> What is needed: Check each line of the entries below for the string "JSON" and state how many lines have it, with no other text.

(App and web page records)
# # # #

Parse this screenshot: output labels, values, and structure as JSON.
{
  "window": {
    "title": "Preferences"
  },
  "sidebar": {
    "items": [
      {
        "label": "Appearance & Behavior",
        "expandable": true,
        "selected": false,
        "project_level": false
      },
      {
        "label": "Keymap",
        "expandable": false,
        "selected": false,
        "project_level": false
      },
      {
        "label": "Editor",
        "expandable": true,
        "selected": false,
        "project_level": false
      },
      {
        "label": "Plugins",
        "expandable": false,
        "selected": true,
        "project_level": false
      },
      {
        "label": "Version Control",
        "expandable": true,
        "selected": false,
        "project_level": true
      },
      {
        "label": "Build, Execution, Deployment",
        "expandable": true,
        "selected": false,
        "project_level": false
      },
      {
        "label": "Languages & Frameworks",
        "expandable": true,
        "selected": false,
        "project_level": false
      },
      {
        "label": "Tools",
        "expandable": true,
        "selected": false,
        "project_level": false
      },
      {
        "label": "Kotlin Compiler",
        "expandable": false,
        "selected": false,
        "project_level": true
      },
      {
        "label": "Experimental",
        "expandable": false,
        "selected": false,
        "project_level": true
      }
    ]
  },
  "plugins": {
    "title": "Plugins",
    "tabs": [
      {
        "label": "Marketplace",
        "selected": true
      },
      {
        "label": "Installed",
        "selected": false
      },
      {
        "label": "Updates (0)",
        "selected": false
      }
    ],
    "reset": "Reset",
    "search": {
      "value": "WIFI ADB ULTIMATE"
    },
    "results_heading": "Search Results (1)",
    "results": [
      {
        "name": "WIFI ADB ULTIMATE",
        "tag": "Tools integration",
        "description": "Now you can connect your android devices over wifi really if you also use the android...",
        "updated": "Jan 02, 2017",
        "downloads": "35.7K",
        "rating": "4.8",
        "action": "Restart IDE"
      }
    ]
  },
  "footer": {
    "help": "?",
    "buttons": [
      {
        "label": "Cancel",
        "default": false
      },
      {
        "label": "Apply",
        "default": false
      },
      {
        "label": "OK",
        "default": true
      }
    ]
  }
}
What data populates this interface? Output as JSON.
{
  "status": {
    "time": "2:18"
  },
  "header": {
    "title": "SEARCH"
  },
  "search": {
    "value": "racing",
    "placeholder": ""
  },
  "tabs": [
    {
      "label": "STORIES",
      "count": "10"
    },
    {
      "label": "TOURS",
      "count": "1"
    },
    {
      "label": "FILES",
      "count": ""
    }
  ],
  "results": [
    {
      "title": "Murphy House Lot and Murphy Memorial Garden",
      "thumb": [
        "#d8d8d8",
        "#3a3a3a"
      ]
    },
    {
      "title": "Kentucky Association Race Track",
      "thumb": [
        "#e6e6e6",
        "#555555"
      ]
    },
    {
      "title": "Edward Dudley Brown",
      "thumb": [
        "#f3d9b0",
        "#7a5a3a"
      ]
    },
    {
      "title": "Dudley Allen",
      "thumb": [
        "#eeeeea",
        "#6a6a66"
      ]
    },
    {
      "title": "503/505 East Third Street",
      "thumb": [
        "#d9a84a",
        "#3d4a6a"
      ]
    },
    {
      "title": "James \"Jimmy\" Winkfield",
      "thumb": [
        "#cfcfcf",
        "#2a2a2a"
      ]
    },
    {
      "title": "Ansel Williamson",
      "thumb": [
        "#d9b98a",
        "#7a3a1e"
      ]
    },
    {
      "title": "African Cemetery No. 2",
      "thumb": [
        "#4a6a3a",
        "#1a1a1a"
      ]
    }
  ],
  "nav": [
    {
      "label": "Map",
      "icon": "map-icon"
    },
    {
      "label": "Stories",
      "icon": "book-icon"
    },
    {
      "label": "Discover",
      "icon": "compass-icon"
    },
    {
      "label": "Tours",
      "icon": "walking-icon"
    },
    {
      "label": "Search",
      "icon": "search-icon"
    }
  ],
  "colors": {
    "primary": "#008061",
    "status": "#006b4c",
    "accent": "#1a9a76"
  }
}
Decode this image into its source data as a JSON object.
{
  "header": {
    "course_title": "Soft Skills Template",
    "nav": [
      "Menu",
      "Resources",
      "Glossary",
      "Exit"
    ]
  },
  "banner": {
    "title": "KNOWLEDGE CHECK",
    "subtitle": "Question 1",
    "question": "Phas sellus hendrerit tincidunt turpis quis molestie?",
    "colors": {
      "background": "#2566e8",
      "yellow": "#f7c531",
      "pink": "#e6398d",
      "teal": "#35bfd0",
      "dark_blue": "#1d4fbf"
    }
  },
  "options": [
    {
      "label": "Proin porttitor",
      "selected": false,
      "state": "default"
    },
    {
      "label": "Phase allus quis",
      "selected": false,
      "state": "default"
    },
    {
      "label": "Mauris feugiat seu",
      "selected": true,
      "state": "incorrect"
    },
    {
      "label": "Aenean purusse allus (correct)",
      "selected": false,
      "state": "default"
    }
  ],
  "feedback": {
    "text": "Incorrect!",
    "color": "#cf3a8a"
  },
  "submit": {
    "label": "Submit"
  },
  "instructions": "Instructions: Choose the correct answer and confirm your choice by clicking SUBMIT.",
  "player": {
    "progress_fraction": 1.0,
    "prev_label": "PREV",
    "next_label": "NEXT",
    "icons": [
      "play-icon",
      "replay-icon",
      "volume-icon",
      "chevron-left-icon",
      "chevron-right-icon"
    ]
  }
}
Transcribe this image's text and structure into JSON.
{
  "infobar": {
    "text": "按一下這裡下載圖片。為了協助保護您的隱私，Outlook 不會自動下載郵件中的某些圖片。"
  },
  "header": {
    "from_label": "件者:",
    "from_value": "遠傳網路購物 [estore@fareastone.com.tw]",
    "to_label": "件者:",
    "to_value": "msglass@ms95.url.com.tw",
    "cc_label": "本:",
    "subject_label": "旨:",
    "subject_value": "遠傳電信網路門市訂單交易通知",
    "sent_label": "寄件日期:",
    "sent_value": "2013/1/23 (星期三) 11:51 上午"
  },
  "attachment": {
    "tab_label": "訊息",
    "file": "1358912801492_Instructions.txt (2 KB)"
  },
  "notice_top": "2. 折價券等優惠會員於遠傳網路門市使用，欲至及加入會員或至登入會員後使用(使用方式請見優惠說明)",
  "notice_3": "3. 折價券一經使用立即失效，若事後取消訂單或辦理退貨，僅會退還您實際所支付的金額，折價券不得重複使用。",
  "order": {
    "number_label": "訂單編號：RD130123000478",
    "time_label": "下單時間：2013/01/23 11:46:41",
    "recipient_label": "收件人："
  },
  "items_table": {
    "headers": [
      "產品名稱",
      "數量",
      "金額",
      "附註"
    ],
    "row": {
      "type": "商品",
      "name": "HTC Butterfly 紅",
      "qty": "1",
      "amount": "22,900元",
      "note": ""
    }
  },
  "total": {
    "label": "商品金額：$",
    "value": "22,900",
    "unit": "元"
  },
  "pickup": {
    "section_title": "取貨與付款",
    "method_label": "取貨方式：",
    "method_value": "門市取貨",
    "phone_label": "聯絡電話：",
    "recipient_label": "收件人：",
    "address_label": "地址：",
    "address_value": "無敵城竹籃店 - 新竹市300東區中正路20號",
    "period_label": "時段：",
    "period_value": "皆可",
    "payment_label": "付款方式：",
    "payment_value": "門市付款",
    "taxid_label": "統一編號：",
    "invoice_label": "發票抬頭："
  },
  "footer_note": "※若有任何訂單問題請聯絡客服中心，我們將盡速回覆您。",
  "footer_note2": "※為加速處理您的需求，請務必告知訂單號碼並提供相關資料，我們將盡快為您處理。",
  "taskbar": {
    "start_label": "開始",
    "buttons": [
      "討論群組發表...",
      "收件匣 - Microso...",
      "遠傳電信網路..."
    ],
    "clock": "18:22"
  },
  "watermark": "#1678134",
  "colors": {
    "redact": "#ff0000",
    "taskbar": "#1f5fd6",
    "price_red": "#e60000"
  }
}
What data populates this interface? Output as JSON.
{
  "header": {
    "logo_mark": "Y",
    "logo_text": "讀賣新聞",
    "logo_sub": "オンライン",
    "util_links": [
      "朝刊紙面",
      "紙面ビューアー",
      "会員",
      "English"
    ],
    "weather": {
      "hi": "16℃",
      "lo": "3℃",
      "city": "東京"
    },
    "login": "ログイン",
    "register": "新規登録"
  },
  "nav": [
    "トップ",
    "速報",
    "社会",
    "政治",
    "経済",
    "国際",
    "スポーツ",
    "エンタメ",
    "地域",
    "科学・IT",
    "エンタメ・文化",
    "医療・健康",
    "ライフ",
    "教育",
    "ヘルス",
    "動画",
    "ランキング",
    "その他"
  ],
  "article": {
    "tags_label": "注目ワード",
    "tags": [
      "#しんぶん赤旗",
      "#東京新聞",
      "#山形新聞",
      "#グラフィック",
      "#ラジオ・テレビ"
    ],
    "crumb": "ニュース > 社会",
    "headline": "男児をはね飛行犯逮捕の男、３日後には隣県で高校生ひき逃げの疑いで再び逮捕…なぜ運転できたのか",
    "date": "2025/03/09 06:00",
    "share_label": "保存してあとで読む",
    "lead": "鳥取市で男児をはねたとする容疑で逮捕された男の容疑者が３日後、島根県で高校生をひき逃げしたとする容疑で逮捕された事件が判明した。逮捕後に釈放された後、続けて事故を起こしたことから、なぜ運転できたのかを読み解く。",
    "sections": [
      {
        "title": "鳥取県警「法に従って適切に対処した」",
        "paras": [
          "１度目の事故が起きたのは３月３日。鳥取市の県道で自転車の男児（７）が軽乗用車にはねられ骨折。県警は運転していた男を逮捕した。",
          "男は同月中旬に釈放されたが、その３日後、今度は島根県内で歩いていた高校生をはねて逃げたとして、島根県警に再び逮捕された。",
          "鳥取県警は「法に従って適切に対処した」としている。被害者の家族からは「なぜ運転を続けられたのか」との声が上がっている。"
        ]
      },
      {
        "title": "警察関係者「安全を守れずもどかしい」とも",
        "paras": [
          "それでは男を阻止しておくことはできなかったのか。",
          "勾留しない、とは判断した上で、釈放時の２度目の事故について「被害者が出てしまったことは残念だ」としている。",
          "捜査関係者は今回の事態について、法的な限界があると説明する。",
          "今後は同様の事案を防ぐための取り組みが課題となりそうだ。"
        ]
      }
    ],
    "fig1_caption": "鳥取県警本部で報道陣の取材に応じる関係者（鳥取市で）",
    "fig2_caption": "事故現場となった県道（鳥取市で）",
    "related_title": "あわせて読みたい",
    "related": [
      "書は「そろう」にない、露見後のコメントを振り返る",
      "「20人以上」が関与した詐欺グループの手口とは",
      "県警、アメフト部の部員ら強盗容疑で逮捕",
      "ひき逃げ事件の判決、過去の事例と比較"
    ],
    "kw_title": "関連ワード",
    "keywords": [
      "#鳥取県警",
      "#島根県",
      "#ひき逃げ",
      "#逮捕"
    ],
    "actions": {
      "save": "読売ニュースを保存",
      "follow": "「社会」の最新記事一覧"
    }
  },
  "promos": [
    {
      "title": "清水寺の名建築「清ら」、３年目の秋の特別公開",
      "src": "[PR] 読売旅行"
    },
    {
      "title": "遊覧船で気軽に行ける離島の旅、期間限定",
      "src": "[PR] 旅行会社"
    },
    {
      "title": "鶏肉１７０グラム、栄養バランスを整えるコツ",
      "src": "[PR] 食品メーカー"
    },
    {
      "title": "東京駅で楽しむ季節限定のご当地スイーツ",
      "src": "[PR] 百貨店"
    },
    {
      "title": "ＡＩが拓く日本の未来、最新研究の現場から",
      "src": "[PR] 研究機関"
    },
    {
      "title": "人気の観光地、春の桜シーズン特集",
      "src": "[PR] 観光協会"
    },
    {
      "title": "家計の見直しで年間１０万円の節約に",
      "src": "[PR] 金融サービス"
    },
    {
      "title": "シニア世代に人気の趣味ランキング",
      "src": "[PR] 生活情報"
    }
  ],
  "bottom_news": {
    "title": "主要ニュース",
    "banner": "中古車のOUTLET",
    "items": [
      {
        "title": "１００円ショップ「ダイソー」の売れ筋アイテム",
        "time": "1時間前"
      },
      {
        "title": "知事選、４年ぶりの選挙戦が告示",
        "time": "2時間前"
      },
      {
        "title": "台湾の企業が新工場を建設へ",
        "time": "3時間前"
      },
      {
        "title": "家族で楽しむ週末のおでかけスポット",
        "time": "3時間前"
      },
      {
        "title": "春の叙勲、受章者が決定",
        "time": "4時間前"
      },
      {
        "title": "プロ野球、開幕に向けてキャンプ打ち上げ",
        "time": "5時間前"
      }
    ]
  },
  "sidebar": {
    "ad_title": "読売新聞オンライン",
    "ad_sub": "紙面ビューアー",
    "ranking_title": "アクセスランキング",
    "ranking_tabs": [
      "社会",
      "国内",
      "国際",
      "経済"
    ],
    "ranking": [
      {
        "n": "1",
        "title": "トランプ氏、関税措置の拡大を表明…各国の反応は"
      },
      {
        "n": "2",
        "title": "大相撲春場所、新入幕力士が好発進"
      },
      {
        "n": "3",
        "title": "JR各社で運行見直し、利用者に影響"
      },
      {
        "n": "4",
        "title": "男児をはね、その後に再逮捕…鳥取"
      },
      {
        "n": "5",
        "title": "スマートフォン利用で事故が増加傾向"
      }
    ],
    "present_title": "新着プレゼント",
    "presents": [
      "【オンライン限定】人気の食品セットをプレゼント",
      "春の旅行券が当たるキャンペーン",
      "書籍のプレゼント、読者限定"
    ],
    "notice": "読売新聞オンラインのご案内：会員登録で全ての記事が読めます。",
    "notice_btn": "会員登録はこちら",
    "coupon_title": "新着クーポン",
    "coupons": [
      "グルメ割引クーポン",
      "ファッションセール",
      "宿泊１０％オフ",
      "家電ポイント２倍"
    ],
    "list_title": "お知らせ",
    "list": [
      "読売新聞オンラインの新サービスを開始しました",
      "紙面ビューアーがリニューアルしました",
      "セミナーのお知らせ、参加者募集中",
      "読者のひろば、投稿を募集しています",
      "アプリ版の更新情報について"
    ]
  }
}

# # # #

> Exercise output: 5